The Center for Human Rights and International Justice and the Stanford Global Studies Division are pleased to offer Human Rights Summer Fellowships to support self-arranged student work in partnership with a relevant organization or through community-based research, with the guidance and supervision of Stanford faculty. Stipends of up to $6,000 are available to undergraduates or graduate students who commit to working full-time (35 hours/week) for a minimum of nine weeks either in the United States or abroad during the summer quarter. Placements ensure students have meaningful, applied research and work opportunities to inform their studies and future career pathways.
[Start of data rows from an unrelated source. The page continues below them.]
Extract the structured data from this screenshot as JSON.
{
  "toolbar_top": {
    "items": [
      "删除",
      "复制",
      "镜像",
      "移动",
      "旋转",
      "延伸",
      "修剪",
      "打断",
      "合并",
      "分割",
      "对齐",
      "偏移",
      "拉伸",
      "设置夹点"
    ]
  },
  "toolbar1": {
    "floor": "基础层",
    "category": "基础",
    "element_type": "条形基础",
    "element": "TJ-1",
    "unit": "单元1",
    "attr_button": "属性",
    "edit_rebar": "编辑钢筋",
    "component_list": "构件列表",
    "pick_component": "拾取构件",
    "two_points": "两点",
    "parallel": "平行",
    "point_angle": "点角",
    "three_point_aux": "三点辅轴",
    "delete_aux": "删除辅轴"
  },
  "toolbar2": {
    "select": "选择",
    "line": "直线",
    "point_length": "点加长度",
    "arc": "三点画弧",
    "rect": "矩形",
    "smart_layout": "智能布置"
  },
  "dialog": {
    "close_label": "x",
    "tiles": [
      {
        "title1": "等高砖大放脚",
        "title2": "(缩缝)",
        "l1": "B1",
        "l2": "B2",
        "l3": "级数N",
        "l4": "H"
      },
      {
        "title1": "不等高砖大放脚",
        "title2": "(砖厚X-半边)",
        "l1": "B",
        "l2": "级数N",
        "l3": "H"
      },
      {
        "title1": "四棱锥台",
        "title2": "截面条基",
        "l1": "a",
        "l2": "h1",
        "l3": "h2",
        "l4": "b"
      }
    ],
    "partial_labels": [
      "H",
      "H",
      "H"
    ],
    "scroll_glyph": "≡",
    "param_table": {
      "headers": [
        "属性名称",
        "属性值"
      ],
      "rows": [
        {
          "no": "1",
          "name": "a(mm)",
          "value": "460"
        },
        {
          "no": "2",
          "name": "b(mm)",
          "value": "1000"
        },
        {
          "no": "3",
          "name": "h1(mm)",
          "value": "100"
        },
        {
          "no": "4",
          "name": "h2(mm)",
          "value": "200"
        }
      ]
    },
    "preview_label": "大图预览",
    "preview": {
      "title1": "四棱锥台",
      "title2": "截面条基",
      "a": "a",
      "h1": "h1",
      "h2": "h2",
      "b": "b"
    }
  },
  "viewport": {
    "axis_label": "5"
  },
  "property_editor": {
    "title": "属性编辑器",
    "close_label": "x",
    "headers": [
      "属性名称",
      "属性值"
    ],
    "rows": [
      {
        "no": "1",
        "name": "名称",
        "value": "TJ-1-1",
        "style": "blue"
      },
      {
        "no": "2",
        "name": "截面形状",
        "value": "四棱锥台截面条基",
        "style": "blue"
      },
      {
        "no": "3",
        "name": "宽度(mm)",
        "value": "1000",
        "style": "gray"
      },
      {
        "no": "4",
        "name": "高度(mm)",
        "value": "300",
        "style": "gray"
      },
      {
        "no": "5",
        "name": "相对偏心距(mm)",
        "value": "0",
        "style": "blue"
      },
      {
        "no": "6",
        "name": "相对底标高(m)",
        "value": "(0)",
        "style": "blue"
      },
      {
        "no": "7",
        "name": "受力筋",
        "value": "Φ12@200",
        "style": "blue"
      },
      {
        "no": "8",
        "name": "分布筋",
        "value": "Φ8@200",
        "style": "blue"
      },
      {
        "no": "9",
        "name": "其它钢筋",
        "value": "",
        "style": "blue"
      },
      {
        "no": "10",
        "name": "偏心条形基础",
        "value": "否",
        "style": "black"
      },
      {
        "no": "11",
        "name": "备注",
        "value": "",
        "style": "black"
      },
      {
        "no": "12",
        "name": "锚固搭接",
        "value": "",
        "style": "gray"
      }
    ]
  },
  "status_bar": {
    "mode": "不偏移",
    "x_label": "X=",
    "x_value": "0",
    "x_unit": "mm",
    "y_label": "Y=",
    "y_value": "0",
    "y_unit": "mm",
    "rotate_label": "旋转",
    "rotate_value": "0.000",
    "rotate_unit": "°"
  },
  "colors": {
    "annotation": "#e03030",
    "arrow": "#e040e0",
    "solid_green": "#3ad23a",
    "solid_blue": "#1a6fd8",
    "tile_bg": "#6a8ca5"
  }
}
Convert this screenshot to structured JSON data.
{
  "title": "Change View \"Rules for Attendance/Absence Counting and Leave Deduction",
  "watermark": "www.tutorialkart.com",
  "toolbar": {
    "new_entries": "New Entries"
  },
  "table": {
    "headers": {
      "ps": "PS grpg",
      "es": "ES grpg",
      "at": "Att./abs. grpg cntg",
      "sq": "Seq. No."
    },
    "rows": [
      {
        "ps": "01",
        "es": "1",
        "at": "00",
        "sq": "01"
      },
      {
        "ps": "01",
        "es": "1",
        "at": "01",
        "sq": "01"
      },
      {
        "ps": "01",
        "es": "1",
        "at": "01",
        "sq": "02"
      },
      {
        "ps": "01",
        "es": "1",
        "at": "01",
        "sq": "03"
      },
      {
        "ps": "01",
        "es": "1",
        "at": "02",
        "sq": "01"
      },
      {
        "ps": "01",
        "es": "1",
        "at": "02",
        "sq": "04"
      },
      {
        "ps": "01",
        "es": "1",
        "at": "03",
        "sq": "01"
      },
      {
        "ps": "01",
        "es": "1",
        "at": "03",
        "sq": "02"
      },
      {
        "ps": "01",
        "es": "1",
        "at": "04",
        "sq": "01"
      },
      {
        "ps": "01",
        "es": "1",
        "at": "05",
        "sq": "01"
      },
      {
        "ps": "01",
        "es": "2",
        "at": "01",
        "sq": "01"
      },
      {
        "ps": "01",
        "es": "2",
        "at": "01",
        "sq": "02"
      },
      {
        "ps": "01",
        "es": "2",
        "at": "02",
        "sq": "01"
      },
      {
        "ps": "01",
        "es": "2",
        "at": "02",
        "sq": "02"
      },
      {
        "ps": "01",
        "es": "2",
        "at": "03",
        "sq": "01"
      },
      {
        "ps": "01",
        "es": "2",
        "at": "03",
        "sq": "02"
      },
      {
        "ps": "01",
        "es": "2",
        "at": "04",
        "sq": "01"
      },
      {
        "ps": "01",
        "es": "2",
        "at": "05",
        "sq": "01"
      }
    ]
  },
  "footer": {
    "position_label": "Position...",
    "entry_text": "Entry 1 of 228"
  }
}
This program is in collaboration with campus partners such as the Stanford Global Studies Division and the Haas Center for Public Service, and is one of more than 550 Cardinal Quarter opportunities through which Stanford undergraduate students pursue a full-time summer or quarter-long public service experience with Stanford support.
Note on COVID-19 implications: Given uncertainties around travel, we ask applicants to open discussions with potential partner organizations around what both in-person and remote placements could look like.
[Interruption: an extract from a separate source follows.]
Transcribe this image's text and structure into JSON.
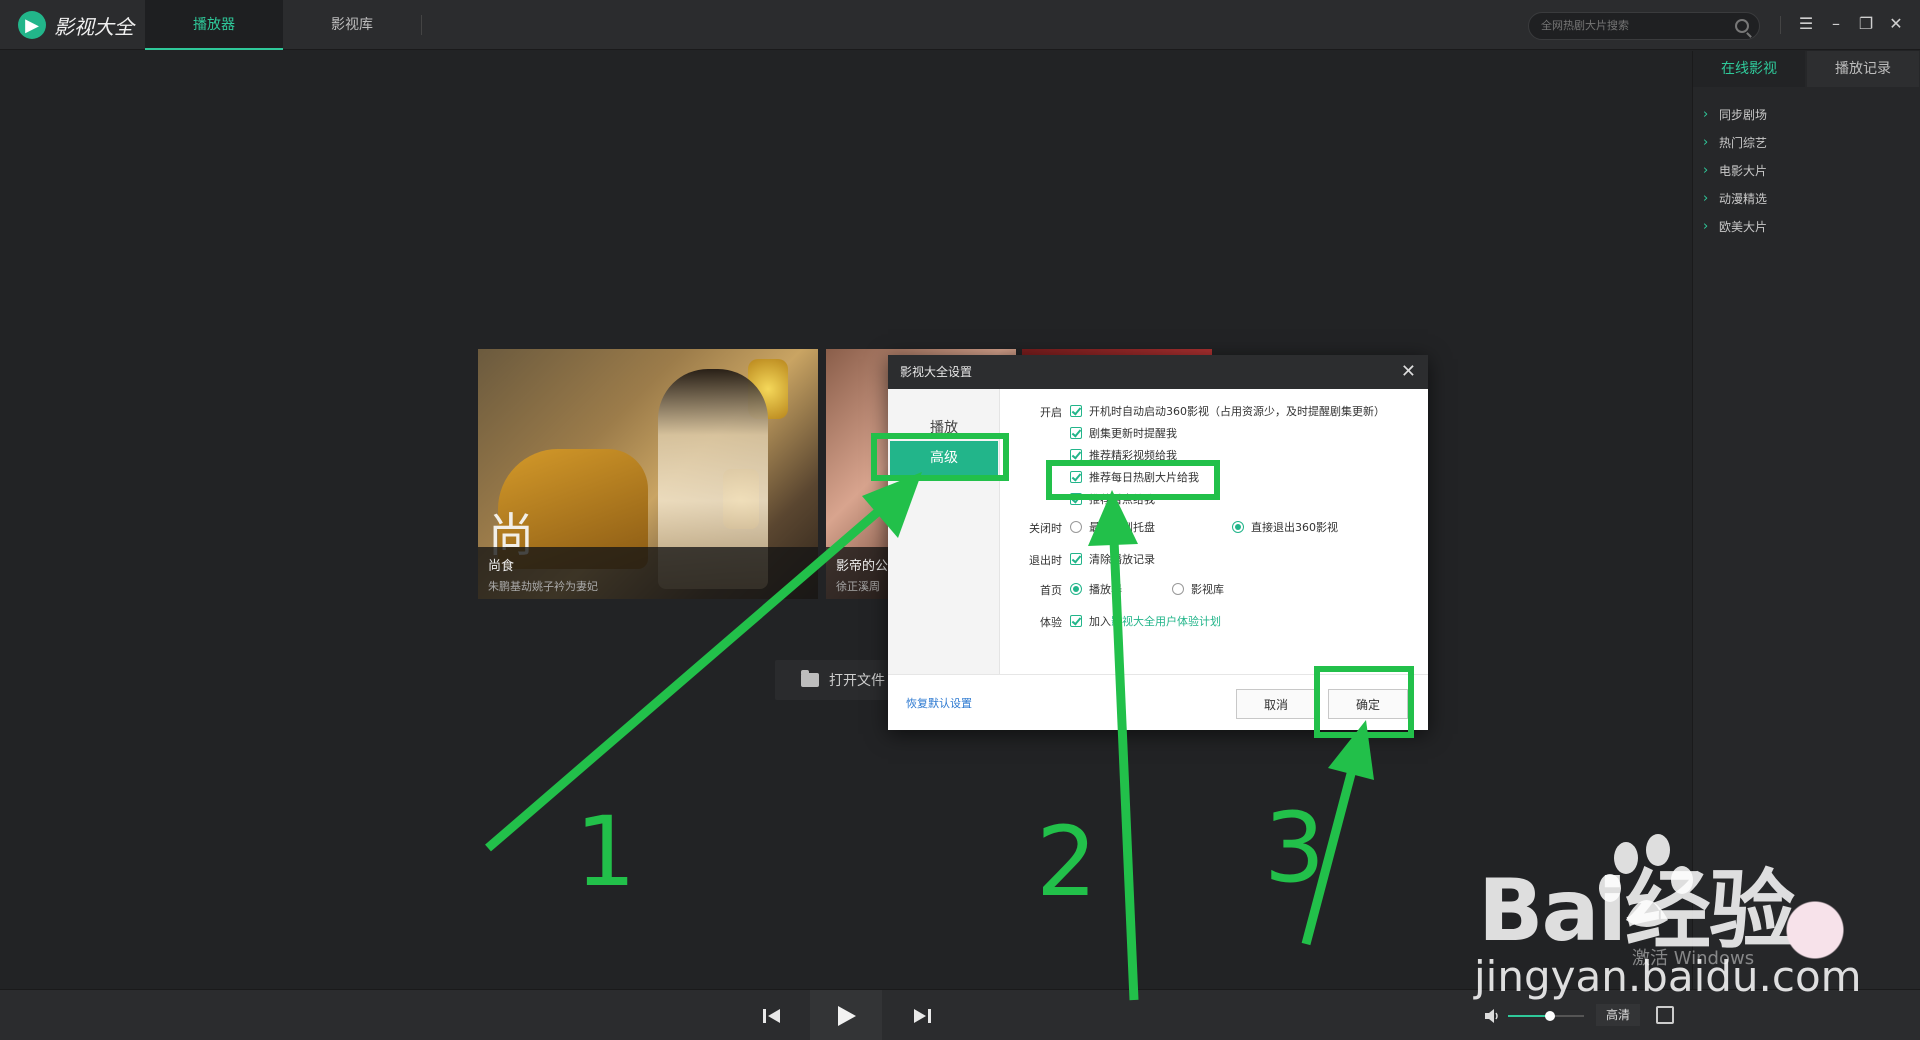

Eligibility and Requirements:
Submit an online application form, including a full proposal for the applicant’s research goals or learning objectives through a work placement, information about the partner organization (if applicable) or a preliminary plan for research (proposed interview subjects, sources for data gathering, etc.)
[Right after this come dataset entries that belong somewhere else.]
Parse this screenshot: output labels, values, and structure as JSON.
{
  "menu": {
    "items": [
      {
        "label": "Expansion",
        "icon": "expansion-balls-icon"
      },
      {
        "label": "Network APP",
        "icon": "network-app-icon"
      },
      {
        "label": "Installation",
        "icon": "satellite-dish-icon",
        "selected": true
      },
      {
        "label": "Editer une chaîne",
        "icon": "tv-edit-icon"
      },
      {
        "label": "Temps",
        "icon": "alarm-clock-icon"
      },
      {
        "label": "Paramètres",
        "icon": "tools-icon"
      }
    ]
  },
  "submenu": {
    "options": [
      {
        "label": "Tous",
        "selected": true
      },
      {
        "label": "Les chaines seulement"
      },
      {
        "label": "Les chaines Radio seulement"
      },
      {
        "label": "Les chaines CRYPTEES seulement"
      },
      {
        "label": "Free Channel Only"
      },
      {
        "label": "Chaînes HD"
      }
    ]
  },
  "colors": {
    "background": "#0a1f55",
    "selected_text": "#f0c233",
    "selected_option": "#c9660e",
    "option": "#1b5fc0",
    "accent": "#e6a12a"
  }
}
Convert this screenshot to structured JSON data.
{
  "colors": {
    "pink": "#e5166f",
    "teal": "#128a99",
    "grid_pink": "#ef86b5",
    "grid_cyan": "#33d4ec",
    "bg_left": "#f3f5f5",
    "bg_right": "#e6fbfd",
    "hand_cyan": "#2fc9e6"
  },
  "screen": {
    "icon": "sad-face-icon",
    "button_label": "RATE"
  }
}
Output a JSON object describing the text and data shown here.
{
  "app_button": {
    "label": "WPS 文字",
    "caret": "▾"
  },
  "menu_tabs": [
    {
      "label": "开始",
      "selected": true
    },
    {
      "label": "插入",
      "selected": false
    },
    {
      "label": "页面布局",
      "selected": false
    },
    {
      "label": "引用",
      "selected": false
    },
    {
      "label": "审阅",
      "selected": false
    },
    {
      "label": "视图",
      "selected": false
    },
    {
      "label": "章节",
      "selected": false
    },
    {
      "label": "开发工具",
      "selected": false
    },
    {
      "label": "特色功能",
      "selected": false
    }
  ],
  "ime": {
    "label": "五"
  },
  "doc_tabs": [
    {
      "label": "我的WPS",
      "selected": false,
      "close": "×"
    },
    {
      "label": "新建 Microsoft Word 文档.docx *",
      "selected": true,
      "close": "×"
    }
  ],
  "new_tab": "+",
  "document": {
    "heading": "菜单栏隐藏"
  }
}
Letter of recommendation from an academic or professional reference in any relevant discipline or sector who can attest to your qualifications to undertake the summer work you propose with the support of the fellowship. Contact information for recommender must be included.
A letter of support from the primary organizational partner for the student’s research or work placement
A list of relevant Stanford undergraduate courses the applicant has taken that focused on human rights and/or international justice, including instructor, quarter of enrollment, and official course description (must have taken at least two courses)